-- Opening Marker --
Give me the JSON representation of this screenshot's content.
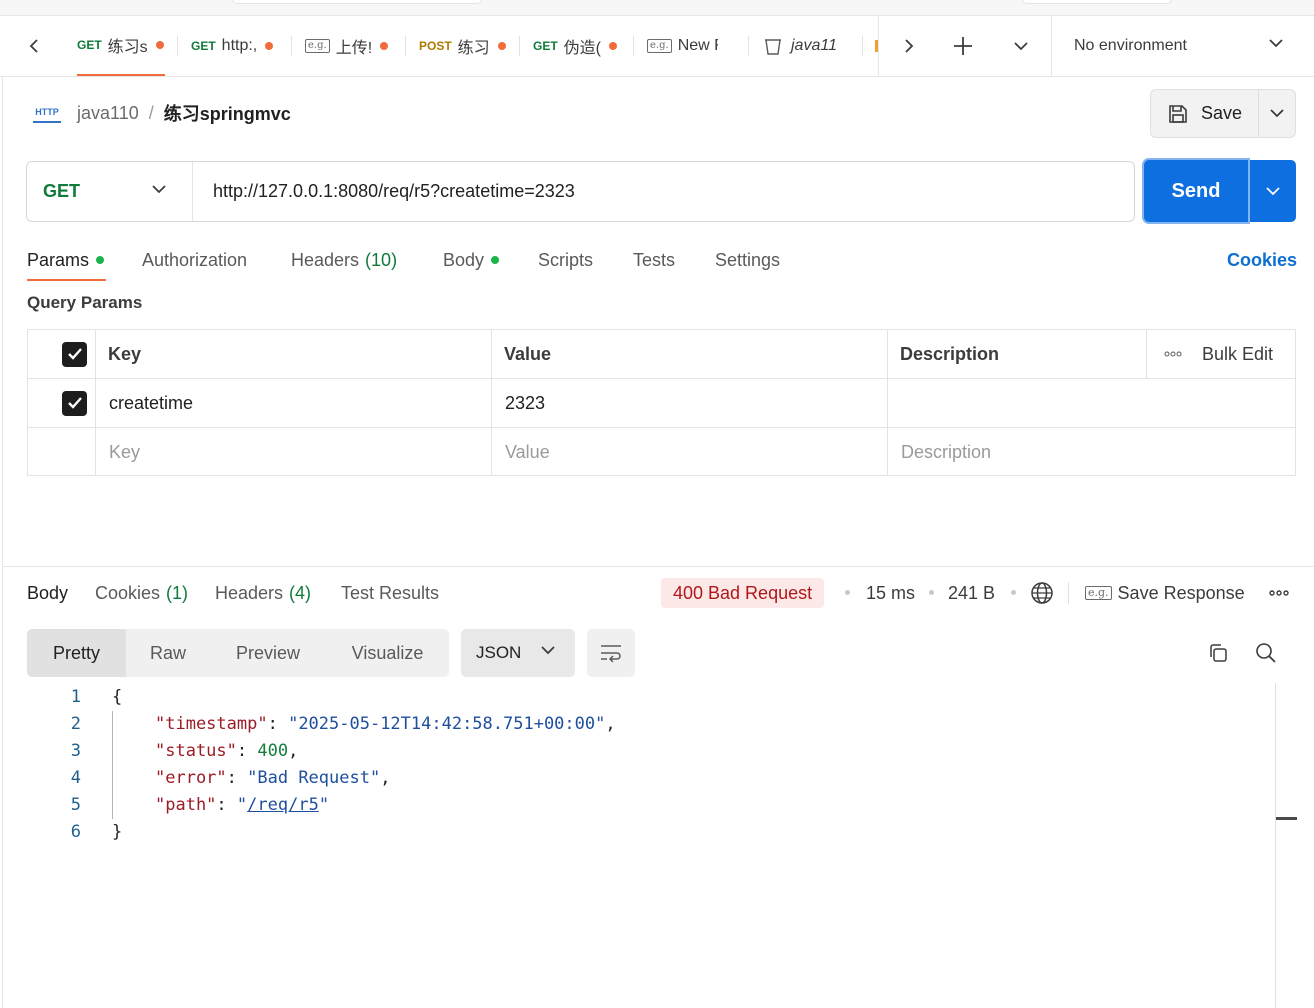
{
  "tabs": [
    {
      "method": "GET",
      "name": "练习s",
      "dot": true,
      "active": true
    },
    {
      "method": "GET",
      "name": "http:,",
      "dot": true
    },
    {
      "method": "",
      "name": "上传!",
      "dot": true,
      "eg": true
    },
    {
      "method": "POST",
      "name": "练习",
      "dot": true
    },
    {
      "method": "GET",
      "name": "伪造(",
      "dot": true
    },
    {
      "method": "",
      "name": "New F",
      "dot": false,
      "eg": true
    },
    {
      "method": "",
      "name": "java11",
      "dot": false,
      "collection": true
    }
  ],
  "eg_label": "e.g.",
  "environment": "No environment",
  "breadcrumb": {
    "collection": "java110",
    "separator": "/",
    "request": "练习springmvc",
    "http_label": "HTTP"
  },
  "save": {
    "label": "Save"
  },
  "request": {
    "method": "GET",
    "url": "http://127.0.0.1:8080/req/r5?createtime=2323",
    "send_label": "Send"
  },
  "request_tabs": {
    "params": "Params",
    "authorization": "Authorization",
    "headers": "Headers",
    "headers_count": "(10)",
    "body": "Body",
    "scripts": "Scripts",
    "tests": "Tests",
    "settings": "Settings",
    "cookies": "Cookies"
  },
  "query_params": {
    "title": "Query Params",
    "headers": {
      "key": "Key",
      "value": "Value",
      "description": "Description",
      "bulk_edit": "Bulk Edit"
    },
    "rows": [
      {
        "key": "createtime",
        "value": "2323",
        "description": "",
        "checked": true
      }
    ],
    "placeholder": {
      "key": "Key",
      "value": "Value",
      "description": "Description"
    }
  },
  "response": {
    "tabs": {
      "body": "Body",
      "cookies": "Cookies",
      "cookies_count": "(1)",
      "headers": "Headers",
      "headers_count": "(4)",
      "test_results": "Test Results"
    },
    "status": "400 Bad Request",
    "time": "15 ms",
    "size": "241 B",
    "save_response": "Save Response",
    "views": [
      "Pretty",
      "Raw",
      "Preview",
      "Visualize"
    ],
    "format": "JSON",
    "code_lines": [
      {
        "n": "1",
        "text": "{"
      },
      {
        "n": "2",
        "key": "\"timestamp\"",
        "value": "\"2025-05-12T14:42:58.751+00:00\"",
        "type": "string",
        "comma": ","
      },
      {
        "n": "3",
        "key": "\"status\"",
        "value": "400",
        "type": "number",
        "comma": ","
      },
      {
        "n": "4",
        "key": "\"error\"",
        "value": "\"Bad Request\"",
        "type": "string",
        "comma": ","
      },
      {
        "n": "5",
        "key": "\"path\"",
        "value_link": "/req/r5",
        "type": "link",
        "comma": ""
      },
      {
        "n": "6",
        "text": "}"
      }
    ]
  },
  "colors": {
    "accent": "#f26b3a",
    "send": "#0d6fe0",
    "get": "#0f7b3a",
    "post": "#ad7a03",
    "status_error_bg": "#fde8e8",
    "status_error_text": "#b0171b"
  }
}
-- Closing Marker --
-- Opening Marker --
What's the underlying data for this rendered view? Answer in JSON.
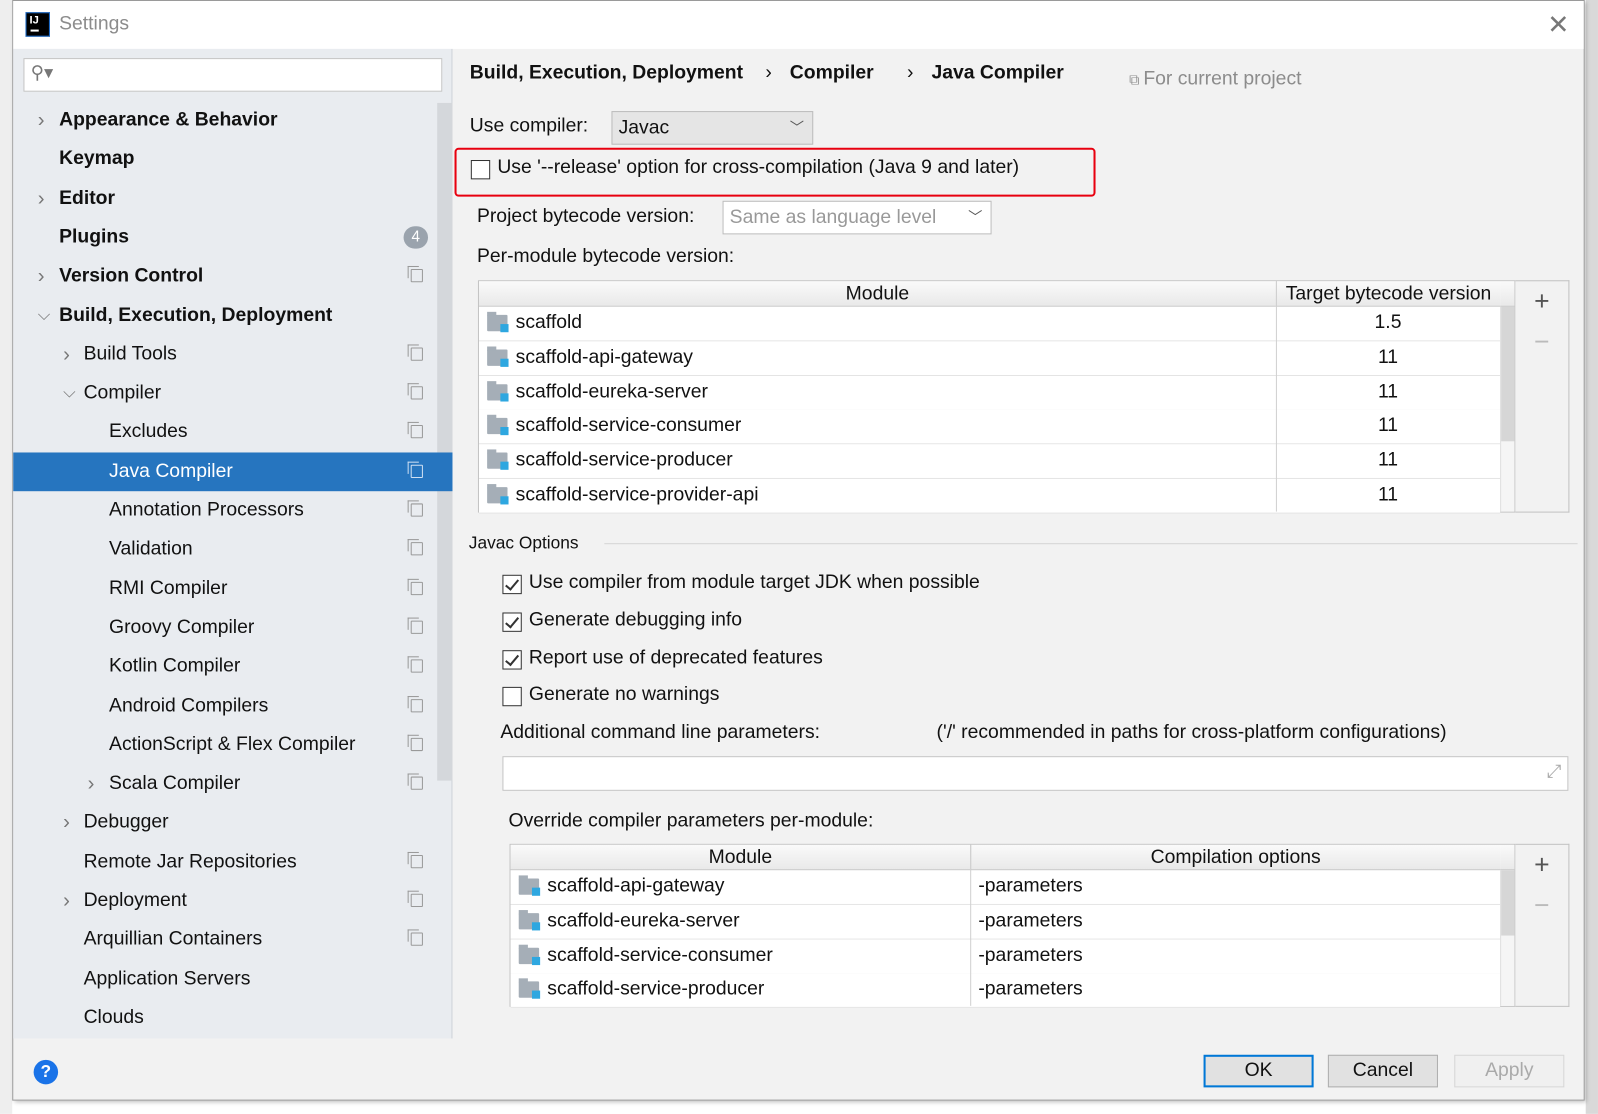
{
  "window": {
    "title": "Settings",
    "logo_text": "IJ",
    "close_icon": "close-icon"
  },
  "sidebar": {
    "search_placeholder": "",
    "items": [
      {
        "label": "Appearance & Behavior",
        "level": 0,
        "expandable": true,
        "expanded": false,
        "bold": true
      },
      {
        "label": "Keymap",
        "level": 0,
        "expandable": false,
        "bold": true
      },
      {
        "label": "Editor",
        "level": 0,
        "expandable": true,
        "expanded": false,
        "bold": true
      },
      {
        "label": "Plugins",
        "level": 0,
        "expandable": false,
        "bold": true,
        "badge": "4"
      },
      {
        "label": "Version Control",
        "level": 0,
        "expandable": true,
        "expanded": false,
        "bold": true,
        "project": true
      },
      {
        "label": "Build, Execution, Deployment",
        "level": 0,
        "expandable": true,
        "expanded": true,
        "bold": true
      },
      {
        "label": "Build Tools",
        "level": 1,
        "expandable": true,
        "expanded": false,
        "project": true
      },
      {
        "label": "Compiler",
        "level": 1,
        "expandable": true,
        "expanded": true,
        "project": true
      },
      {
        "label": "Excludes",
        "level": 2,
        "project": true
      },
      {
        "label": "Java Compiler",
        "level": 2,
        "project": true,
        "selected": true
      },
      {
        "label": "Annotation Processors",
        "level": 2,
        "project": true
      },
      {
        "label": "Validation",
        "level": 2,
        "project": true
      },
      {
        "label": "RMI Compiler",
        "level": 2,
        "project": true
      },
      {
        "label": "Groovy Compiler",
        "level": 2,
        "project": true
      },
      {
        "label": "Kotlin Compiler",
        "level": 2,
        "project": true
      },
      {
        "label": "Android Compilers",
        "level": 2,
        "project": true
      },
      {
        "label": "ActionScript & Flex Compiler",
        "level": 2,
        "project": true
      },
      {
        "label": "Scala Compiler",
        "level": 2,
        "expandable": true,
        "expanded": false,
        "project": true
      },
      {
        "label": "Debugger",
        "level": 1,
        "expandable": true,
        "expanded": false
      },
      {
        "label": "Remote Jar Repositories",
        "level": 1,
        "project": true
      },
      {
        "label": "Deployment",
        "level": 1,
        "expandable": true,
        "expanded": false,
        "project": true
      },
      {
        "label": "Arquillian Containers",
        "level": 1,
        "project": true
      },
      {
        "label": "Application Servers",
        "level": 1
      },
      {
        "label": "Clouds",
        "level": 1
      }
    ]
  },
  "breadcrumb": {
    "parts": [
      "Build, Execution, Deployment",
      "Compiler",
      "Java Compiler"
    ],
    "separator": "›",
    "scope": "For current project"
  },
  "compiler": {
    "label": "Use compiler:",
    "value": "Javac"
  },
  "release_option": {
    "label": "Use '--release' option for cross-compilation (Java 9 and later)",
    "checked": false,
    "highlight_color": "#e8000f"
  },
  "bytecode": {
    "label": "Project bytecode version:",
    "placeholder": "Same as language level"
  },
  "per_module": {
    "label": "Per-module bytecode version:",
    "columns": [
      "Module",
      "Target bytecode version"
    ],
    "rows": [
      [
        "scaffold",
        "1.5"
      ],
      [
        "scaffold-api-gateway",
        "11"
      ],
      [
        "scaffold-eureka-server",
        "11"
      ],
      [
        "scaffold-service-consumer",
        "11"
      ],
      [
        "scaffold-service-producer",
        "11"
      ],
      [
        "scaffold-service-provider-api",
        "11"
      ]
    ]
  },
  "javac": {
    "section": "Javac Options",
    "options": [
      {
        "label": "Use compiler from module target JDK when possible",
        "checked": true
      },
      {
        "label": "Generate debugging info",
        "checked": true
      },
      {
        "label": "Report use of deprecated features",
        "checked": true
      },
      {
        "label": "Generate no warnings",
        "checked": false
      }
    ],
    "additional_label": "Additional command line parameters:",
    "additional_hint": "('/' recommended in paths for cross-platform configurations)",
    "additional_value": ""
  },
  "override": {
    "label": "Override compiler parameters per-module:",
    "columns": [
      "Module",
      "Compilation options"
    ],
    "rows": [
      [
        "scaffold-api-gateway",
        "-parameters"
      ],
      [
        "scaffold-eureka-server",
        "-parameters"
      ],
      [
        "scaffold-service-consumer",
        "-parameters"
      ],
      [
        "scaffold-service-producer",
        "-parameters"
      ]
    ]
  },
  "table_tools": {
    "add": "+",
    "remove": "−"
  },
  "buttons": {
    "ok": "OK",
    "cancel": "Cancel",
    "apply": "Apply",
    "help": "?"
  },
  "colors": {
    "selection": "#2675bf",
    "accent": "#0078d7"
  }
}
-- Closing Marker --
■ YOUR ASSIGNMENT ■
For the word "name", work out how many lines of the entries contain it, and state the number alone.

■ SOLUTION FOR THIS TASK ■
7